BBC News website readers describe their protracted journeys home and respond to accusations that the flying ban due to volcanic ash was over-cautious.
Toshiya Kutsukake, full-time father, Oslo, Norway
We are stranded in Kiev with our one-year-old daughter at my wife's parents' home. We were supposed to fly back to Oslo, where my wife works, last Friday. Our flight has been rescheduled for tomorrow.
We are still not sure if everything will be fine, because the airspace in western Norway has been closed. Oslo is fine for now, but we'll see what will happen tomorrow. If there are any signs of uncertainty, we'd rather stay here a bit longer than be stuck in Amsterdam with a small baby.
Compared to the thousands of stranded people all over the world, we are lucky because my parents-in-law are providing everything we need.
I think all the players involved - governments and airlines have done their best. But I still haven't heard a declaration of safety from any governmental bodies, yet planes are returning to the sky.
Whatever tests have been done - the results haven't been made publicly available and I fear that one of the reasons behind the decision to open airspace could have been pressure from airlines.

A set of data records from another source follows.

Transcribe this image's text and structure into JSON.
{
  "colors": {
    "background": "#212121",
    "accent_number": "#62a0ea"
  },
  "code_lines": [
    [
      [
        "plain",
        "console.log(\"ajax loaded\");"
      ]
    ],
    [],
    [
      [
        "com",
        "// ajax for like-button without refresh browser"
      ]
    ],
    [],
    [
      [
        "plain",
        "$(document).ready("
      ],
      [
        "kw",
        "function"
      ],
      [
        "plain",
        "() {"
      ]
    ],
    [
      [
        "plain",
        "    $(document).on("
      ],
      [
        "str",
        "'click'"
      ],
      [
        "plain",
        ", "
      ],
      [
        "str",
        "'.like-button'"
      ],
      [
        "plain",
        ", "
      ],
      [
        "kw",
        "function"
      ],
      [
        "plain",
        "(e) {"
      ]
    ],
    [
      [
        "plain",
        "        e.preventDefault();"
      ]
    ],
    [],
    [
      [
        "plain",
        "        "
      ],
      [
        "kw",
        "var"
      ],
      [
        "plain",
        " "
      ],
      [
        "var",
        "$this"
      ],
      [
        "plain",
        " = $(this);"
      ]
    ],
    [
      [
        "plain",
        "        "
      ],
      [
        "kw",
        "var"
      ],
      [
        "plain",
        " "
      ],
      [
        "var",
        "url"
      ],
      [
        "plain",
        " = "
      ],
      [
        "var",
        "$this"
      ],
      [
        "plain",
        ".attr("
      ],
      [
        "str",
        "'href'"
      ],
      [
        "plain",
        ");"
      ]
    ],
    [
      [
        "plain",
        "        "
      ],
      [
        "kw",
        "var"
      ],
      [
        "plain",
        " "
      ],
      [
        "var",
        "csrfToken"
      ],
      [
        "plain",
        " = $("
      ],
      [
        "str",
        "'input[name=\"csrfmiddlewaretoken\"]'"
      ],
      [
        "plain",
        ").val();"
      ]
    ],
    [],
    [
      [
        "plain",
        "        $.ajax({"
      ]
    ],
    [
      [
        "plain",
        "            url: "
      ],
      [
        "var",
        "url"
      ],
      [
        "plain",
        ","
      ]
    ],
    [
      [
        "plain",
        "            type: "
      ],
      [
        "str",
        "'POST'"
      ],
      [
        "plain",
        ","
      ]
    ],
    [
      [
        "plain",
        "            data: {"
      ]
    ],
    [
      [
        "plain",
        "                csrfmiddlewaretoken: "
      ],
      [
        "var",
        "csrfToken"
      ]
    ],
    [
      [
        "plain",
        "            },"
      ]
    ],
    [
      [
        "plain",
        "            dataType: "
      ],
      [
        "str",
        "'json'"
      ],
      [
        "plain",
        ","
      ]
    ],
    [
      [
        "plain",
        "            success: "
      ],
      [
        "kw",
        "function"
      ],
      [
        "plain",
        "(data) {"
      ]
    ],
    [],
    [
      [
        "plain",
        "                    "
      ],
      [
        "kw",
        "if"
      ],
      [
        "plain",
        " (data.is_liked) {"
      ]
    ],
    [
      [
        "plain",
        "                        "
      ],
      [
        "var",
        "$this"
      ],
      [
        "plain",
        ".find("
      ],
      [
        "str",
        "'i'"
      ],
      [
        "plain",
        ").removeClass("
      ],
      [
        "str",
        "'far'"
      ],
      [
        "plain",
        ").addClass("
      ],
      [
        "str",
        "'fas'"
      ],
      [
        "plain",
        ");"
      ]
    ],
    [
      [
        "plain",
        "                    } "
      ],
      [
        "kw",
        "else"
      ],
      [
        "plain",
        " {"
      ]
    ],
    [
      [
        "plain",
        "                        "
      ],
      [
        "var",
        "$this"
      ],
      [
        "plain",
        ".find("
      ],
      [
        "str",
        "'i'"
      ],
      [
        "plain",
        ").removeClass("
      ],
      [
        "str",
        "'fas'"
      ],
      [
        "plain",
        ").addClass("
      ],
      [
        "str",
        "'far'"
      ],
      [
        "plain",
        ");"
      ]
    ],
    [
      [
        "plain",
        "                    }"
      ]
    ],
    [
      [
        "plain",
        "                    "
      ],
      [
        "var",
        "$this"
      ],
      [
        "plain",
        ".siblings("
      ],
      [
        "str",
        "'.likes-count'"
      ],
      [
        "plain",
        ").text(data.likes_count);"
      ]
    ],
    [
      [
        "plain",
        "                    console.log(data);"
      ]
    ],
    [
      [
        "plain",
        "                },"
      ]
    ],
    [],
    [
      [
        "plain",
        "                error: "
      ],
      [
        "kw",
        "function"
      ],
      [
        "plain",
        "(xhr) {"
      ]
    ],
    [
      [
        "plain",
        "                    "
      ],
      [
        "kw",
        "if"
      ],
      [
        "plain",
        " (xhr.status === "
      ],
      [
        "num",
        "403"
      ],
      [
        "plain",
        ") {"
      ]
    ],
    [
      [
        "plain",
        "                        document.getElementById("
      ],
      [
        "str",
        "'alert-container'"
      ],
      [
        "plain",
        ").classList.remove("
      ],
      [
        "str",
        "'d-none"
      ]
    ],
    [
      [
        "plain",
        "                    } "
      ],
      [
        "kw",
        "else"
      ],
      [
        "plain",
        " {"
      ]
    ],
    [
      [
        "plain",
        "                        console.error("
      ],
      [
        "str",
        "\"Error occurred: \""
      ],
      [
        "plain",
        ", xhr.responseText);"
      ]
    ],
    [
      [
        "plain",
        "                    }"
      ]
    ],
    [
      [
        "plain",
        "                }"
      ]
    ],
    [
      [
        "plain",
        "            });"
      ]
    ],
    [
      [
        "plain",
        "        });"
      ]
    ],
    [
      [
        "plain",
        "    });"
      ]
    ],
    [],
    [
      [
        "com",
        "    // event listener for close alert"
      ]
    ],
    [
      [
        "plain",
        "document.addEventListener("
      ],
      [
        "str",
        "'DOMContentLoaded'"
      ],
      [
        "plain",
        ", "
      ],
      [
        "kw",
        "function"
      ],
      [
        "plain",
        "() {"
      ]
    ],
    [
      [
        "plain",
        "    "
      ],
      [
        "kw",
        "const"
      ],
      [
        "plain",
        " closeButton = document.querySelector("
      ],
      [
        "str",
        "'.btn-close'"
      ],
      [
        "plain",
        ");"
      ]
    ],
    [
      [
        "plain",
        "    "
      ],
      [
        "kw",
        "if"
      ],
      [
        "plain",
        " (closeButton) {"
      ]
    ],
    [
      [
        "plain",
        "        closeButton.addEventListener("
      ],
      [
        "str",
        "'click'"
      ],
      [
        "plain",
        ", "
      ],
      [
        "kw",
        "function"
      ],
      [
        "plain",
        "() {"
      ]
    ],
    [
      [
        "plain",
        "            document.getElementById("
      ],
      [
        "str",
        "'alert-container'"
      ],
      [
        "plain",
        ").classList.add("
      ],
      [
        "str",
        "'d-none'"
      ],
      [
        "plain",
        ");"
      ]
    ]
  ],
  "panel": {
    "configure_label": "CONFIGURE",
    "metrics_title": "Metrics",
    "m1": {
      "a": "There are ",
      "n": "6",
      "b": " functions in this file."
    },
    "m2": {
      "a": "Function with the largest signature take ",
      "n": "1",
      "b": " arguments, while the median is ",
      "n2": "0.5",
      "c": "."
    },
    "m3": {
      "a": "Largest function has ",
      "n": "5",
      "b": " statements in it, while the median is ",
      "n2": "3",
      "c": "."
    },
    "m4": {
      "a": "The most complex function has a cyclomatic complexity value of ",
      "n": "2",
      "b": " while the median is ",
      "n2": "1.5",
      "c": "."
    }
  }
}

I think safety should be the most important consideration. As for who should pay - well, I have a problem with the word compensation, it implies that the current situation is the fault of governments. On the other hand, governments saved financial institutions, why not help airlines?
Georgios Vekinis, research scientist, Athens, Greece
I was stranded in Paris from 16 April and I slowly made my way down to Rome and then on to Athens. All international trains were booked solid, so I had to use small regional trains.
After I travelled for three days, I eventually reached Athens. During my journey I didn't meet anyone who did not agree with the flight ban.
We all took it in our stride and felt that it was better to err on the side of caution. Better to be safe than sorry. An ash cloud can hardly be expected to behave and remain thin for our convenience.
Imagine the long-term result if any airplane had flown through the ash and found itself in trouble. The long-term damage to the airlines would have been a multiple of the compensation they are called to pay now. The airlines have no case and better shut-up and pay-up what's legal.
It feels a little bit rough for taxpayers to have to bail them out. The airlines should be insured and the insurance should compensate them for their losses.
I think it was right to close airspace. But as a scientist I think there should have been more explanation about the minimal amount of dust that can be tolerated.
Wim Hoebert, stranded in Shenzhen, China
I have been stranded here on business for a week, but will leave from Hong Kong for Amsterdam tonight.
If we want safety first, we cannot start complaining when it costs us money
My airline, Cathay Pacific, has kept me informed by e-mail, but has not offered to pay for anything - and I think this is logical.
You cannot blame other people for the forces of nature. These days we litigate for everything, so we start to believe that we don't have to take responsibility for ourselves.
One cannot expect someone else to take over the risks of one's own life.
In the same way, airlines cannot expect governments - the taxpayer - to take over their risks.
We always want safety first, and that's right. So we cannot start complaining just because this costs us money.
Olof Embl Eyjolfsdottir, from Iceland studying in Oxford, UK
I have just flown back from Iceland on the first flight to the UK since the ban was lifted.
The flight was full of stranded people, happy finally to be going home.
I've been in Iceland since Saturday. And the irony was - Reykjavik airport was actually open. The ash was being carried in the other direction, towards the UK, so I had to wait to fly back.
I'm a graduate student at Oxford, but I came home to Iceland for a few days to sort out my wedding plans for this summer. I was staying with family in Reykjavik, so I was lucky, compared to some people.
There were a lot of jokes in Iceland about the volcano. People said this was Iceland paying the Brits back with ash! (After the banking crisis).
But apart from that, people in Iceland weren't paying too much attention to the volcano. They are only worried about the possibility of a second, bigger eruption.
Steve Merrett, Briton stranded in the Philippines
I am in Cebu City in the Philippines. I am here with my wife, son and friends from England. We were supposed to fly last Sunday with Asiana Airlines via Seoul.
The airline has said we are on a waiting list and the earliest confirmed flight it could offer us was on 29 May.
I really cannot afford to spend another day here, let alone another month. Even if the airline or the government offered to pay my expenses it wouldn't compensate me for all the time I haven't worked.
I run a gym and I thought the school holidays - being quiet - would be the best time for me to go on holiday. My gym is currently locked. When I go back home in a month, I'll have to reimburse membership fees.
I just cover my business costs at present, if I cannot work for another month I fear my business will go under and I will join the growing list of unemployed in Britain.
Airlines should talk to each other in times like these and make sure there are no planes going out with empty seats while there are people stuck on waiting lists.
The government also should make sure there is a better way to handle things. We were all happy with a week-long delay under the circumstances. Beyond that, we need help.